Objective: To determine whether maternal disclosure of HIV serostatus is associated with uptake of perinatal HIV transmission prevention interventions. Study design: Retrospective cohort study of women living with HIV enrolled in a perinatal HIV clinic. Women who disclosed their HIV serostatus to sexual partner(s) prior to delivery were compared to non-disclosers. Multivariable logistic regression was performed. Results: Of 209 women, 71.3% (N = 149) disclosed. Non-disclosers were more likely to attend <10 prenatal visits, demonstrated worse antiretroviral therapy adherence, required more time to achieve virologic suppression, and were less likely to have an undetectable viral load. On multivariable analyses, disclosure status did not remain associated with these factors. However, compared to non-disclosers, disclosers had lower odds of preterm delivery (OR: 0.43, 95% CI: 0.19-0.94) and greater odds of postpartum visit attendance (aOR: 5.10, 95% CI: 1.65-15.72). Conclusions: Non-disclosure of HIV status to sexual partner(s) during pregnancy may be a risk factor for preterm birth and poorer postpartum visit attendance.
|Original language||English (US)|
|Number of pages||6|
|Journal||Journal of Perinatology|
|State||Published - Jun 1 2018|

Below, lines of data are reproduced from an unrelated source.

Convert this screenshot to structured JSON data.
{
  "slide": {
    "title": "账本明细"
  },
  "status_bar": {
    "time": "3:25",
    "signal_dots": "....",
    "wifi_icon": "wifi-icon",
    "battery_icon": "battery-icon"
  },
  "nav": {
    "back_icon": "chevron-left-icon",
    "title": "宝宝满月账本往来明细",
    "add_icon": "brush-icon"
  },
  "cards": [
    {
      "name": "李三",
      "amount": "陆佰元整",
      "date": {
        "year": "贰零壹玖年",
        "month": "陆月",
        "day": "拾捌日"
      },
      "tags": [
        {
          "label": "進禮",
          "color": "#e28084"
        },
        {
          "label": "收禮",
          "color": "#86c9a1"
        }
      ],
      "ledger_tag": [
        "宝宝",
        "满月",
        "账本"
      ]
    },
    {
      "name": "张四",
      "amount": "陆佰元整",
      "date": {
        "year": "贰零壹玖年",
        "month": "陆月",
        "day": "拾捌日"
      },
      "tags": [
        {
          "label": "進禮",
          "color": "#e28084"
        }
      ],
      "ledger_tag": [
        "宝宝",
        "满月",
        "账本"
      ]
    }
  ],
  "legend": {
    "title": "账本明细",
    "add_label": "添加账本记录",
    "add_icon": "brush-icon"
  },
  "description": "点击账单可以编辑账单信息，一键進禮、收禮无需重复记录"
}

ASJC Scopus subject areas
- Pediatrics, Perinatology, and Child Health
- Obstetrics and Gynecology